Leftover foods should be avoided by HIT sufferers as bacterial growth post-cooking elevates histamine levels. However, the same food consumed freshly cooked may have lower histamine content. Fermented foods like kefir, yogurt, and sauerkraut should also be avoided.
Histamine is metabolised in the gut by the enzyme DAO and in the blood and tissues by HNMT. Genetic variations can reduce the production of these enzymes, and certain medications prescribed for HIT symptoms can inadvertently exacerbate the condition. These medications include antidepressants and NSAIDs, while some general anaesthetics can elevate histamine levels, leading to post-operative discomfort.
Impact of Histamine on Hormones
Histamine and oestrogen are closely interconnected. Oestrogen levels peak during adolescence, ovulation, and the perimenopause phase when hormonal fluctuations, including elevated oestrogen, are common. Histamine and oestrogen mutually stimulate each other, creating a potential cycle of increased histamine production and elevated oestrogen. This relationship can manifest in high histamine symptoms during menstrual cycles and perimenopause, including headaches or diarrhoea mid-cycle, painful heavy periods, endometriosis, miscarriages, and challenges in finding suitable hormonal contraceptives & HRT.
During pregnancy, high histamine levels are counteracted by a significant increase in Diamine oxidase (DAO) production, protecting the foetus. Consequently, histamine levels normalize, and symptoms typically resolve during pregnancy.

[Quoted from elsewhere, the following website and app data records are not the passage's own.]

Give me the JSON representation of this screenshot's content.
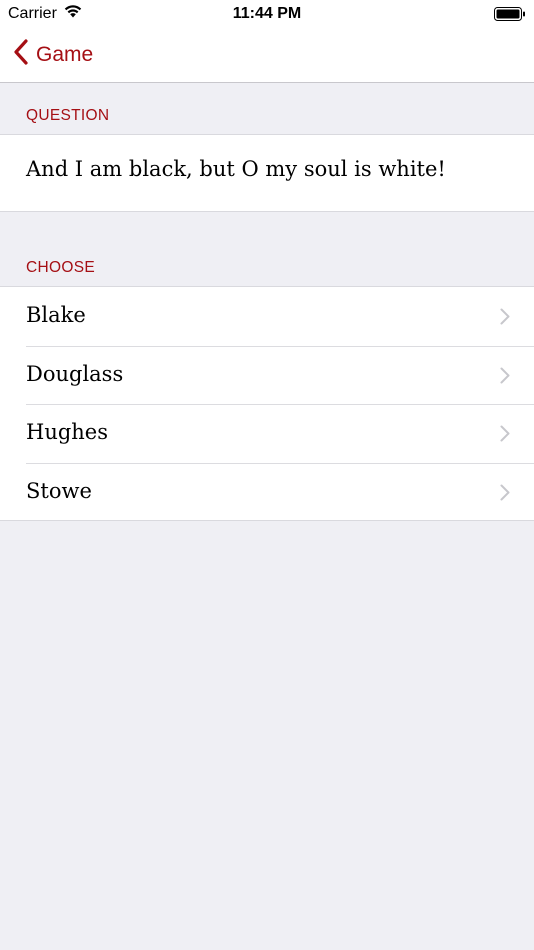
{
  "status_bar": {
    "carrier": "Carrier",
    "time": "11:44 PM"
  },
  "nav": {
    "back_label": "Game"
  },
  "question_section": {
    "header": "QUESTION",
    "text": "And I am black, but O my soul is white!"
  },
  "choose_section": {
    "header": "CHOOSE",
    "options": [
      "Blake",
      "Douglass",
      "Hughes",
      "Stowe"
    ]
  },
  "colors": {
    "accent": "#a50f14",
    "background": "#efeff4"
  },
  "icons": {
    "wifi": "wifi-icon",
    "battery": "battery-icon",
    "back": "chevron-left-icon",
    "disclosure": "chevron-right-icon"
  }
}
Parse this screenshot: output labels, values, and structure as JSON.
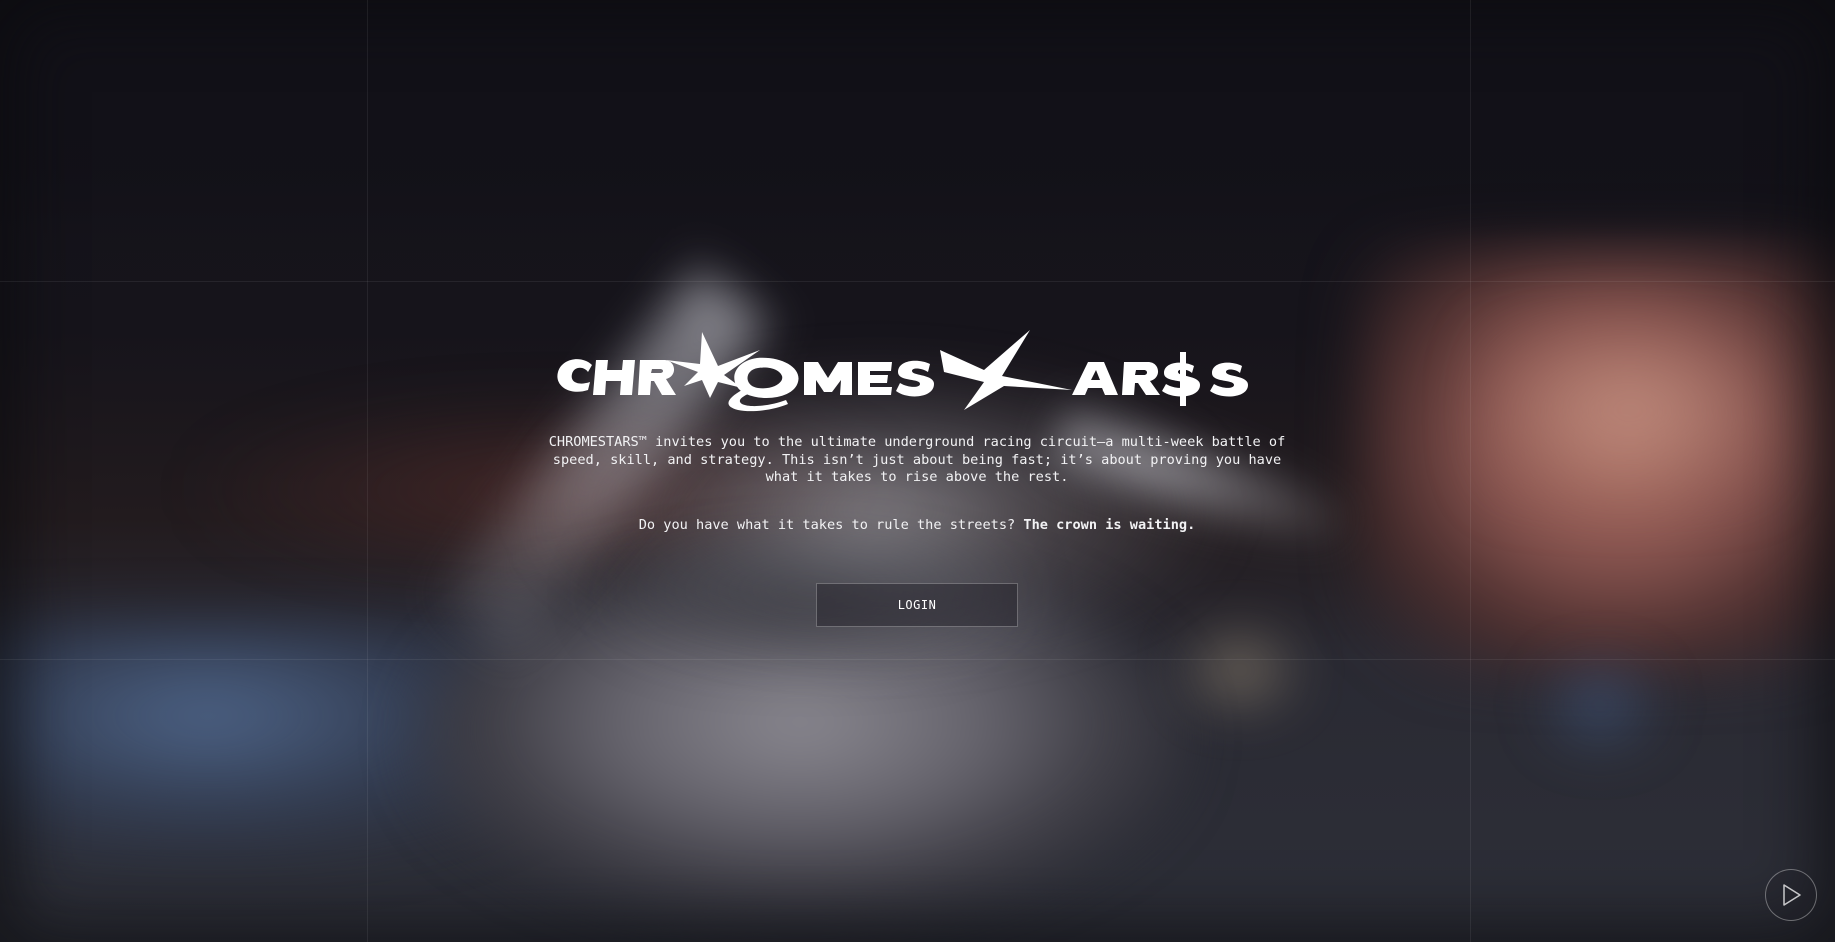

Histamine in the menopause & HRT
Perimenopausal women often experience symptoms resembling high histamine effects. While most non-HIT sufferers respond well to hormone replacement therapy (HRT), women with HIT may not fare as favourably due to progestogen sensitivity, which can exacerbate histamine levels and symptoms.
Diagnosing HIT typically involves identifying two or more symptoms, symptom improvement during a four-week low-histamine diet, and when taking antihistamines. Keeping a food diary can be immensely helpful for tracking individual triggers.
Avoid alcohol, tea, green tea, coffee, fermented foods, sauces, processed foods, citrus, avocados, spinach, aubergines, tomatoes, gluten, dairy, hard cheeses, strawberries, tropical fruits, and chocolate
Consider consulting a nutritionist or dietitian knowledgeable about HIT for guidance on managing the diet. We can work alongside Sil Brangold our associate nutritionist
Freshly purchased food is preferable to reduce histamine content
Treatment of Histamine Intolerance:
Reducing dietary histamine is paramount, which may be sufficient for those with normal DAO and HNMT production.
Individuals with low enzyme production may require antihistamines (H1 and H2 blockers) to alleviate symptoms.
Antihistamines like Fexofenadine (prescription-only) may be necessary.
Natural antihistamines like Vitamin C 250mg three times daily, L Glutamine (500mg daily), and Quercetin (500mg twice daily) may offer relief.
DAO supplements can be taken 30-60 minutes before meals to aid histamine breakdown
Many patients can manage symptoms through dietary and lifestyle changes, supplemented by regular use of antihistamines as needed.
Stress reduction through practices like meditation and yoga
Exercise may impact histamine levels differently for each individual
HRT management for HIT sufferers may require consultation with specialists experienced in the condition